Prompt: Extract each line from the entries below that has the string "Rescisão" in it.

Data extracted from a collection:
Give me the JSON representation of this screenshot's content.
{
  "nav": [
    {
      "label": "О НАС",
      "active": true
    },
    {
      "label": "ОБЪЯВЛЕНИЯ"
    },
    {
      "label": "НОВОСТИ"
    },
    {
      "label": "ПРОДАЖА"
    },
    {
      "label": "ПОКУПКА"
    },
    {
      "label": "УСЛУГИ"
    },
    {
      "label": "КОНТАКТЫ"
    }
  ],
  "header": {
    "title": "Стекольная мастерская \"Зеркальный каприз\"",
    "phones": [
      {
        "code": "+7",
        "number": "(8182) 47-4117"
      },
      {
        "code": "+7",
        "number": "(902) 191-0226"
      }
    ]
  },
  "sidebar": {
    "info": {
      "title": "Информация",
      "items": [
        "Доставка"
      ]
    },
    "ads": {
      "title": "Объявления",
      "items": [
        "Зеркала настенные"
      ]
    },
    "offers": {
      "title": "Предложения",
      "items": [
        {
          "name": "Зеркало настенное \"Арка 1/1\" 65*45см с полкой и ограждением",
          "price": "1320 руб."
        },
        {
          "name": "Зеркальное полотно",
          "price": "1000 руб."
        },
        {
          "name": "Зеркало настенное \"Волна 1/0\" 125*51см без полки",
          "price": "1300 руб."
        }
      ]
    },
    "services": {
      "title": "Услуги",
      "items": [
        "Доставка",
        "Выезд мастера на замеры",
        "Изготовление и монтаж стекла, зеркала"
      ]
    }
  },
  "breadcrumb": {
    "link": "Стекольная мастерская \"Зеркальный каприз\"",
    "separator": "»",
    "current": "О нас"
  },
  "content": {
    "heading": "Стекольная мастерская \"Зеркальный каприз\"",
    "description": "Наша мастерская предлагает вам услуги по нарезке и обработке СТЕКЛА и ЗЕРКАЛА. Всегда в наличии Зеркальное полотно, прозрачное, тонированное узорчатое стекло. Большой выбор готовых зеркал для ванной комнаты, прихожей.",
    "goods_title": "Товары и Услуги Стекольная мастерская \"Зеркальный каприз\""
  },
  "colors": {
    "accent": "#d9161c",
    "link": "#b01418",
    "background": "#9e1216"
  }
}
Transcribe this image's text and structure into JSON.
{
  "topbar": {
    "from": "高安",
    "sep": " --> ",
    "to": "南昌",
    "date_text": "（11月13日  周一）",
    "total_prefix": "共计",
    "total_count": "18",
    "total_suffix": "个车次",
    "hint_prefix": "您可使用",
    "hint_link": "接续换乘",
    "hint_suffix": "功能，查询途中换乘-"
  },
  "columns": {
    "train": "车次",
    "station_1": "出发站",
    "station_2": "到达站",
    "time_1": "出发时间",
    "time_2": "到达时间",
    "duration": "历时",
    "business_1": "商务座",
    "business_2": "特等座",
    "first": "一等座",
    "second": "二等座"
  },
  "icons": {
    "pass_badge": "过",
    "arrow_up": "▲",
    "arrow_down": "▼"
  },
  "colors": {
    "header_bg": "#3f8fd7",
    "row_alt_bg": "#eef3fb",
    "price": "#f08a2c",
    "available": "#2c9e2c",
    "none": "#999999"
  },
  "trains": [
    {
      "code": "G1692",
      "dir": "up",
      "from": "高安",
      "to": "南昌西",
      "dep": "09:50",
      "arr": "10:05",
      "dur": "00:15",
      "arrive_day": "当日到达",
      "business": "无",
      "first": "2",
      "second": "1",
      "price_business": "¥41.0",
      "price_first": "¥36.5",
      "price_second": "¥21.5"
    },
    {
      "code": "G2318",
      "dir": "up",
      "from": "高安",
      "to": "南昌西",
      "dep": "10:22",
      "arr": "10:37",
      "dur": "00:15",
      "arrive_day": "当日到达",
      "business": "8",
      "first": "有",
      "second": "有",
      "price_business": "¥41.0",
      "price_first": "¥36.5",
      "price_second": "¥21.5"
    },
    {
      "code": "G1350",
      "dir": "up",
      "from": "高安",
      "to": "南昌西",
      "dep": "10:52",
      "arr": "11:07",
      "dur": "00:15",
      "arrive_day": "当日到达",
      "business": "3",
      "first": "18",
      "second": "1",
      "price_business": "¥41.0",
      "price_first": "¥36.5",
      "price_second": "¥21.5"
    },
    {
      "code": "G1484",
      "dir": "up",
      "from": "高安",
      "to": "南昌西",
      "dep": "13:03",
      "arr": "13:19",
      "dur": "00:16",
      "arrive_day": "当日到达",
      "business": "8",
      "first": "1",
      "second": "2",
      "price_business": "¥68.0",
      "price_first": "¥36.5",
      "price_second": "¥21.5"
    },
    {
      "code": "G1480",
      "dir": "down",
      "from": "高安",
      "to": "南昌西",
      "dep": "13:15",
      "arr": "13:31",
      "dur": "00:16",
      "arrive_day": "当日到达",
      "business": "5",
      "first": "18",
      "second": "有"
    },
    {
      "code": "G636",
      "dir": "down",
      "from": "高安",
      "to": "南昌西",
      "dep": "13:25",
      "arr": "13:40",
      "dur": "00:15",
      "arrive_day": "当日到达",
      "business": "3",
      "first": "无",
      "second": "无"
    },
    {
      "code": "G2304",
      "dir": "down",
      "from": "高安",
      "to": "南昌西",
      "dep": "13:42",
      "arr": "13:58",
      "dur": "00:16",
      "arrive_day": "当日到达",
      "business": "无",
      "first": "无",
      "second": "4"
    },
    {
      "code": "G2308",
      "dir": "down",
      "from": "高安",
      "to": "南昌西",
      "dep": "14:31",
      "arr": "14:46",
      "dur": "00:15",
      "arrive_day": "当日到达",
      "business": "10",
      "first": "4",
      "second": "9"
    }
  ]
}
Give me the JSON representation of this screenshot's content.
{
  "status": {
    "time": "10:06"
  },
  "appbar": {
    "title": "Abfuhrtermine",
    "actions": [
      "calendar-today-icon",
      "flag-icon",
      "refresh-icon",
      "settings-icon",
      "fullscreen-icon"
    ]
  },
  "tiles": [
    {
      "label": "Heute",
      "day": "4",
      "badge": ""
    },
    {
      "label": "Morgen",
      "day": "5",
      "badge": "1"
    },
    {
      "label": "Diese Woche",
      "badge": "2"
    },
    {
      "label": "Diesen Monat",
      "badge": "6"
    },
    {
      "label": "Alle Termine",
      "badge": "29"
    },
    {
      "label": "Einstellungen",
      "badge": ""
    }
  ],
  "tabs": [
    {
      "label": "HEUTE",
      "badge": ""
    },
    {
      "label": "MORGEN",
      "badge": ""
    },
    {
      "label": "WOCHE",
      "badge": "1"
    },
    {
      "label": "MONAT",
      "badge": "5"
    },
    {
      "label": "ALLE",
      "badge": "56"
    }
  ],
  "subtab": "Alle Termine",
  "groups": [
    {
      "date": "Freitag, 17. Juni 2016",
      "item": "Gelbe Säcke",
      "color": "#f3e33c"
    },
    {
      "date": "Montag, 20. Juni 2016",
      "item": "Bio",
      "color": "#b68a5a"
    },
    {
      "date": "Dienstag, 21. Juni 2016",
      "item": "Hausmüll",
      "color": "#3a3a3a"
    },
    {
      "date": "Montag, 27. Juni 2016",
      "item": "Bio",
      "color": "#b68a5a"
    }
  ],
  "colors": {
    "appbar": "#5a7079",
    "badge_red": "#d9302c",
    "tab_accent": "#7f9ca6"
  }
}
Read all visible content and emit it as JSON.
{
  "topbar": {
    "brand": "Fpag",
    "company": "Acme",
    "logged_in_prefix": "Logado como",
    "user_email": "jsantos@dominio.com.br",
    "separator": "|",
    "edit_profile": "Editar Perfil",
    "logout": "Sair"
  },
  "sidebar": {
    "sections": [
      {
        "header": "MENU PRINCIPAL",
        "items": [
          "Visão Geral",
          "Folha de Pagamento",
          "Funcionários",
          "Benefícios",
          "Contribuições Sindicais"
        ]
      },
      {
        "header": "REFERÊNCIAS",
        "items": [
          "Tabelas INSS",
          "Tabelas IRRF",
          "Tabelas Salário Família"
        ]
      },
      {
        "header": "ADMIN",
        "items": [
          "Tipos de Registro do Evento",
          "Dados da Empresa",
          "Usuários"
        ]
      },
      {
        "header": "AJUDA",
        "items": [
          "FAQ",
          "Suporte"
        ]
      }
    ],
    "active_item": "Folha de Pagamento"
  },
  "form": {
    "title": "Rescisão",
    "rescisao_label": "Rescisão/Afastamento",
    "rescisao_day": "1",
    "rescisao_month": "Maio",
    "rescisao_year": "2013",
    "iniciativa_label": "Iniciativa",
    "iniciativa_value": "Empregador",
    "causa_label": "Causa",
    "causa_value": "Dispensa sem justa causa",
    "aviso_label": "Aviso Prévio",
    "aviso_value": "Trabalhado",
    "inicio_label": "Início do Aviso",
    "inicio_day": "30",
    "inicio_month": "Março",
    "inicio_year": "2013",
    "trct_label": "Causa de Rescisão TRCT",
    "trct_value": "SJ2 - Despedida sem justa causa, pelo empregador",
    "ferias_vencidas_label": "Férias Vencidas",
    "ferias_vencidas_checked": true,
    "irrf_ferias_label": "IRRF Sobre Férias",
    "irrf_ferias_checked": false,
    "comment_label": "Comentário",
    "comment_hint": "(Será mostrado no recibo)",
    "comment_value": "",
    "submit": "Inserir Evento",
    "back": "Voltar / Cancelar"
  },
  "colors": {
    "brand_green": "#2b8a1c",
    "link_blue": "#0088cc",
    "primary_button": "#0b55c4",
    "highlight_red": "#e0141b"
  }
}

Result of the task:
    "title": "Rescisão",
    "rescisao_label": "Rescisão/Afastamento",
    "trct_label": "Causa de Rescisão TRCT",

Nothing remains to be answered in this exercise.